Tue May 14, 2013
Some Hanford Water Cleanup Exceeds Expectations
Originally published on Mon May 13, 2013 5:02 pm
Cleanup of a hazardous chemical called hexavalent chromium in the groundwater at the Hanford Nuclear Reservation in southeast Washington is going faster than expected.
Hexavalent chromium is the nasty stuff that made Erin Brockovich famous down in California. The chemical was used to inhibit rust in coolant water in Hanford’s reactors. But that water was dumped into the desert, and now the cancer-causer is making its way toward the Columbia River in large groundwater plumes.
The Hanford contractor CH2M HILL Plateau Remediation Company has made its five pump-and-treat water plants more efficient over the last few years.

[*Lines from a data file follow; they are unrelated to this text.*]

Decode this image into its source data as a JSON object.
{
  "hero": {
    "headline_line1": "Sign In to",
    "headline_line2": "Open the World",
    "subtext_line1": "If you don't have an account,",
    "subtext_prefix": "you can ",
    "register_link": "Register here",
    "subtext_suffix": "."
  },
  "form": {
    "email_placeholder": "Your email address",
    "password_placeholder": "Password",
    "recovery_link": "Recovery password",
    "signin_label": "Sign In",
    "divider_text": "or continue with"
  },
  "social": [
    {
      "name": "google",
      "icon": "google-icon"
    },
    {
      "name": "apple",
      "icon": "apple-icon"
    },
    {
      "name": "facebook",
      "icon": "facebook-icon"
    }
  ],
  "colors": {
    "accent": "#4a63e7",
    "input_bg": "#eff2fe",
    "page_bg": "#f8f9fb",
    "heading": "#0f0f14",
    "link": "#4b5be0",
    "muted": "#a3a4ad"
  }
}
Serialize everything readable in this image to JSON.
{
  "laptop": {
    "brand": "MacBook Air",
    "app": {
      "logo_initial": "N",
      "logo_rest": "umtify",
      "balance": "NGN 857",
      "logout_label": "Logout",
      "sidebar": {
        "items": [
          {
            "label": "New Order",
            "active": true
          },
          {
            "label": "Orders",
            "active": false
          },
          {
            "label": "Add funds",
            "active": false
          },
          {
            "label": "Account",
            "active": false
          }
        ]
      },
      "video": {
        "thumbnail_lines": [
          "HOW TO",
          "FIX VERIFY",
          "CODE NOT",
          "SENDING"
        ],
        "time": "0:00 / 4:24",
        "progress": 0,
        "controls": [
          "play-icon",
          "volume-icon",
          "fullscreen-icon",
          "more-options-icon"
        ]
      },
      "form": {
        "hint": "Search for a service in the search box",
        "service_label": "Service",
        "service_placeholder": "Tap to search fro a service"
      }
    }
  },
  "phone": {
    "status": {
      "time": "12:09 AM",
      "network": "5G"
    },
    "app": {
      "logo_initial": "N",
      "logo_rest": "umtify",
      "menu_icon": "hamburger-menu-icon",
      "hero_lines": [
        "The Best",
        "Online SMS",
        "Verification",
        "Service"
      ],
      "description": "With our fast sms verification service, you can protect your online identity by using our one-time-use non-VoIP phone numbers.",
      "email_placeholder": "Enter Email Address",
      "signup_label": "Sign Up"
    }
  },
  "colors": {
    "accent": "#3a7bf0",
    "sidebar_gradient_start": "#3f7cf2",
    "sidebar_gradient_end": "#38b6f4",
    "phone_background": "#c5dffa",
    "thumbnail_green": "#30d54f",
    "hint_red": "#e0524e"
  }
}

So the company has removed about 500 pounds of hexavalent chromium already this fiscal year.
“It’s important to the Columbia River, it’s important to the aquatic life that’s in the Columbia River, and it’s a major success,” says spokeswoman Dee Millikin.
Hexavalent chromium is so toxic it only takes about a grain of salt’s worth to contaminate eight gallons of water above federal standards.
On the Web:
Chromium in drinking water - Environmental Protection Agency
Radioactive Waste Update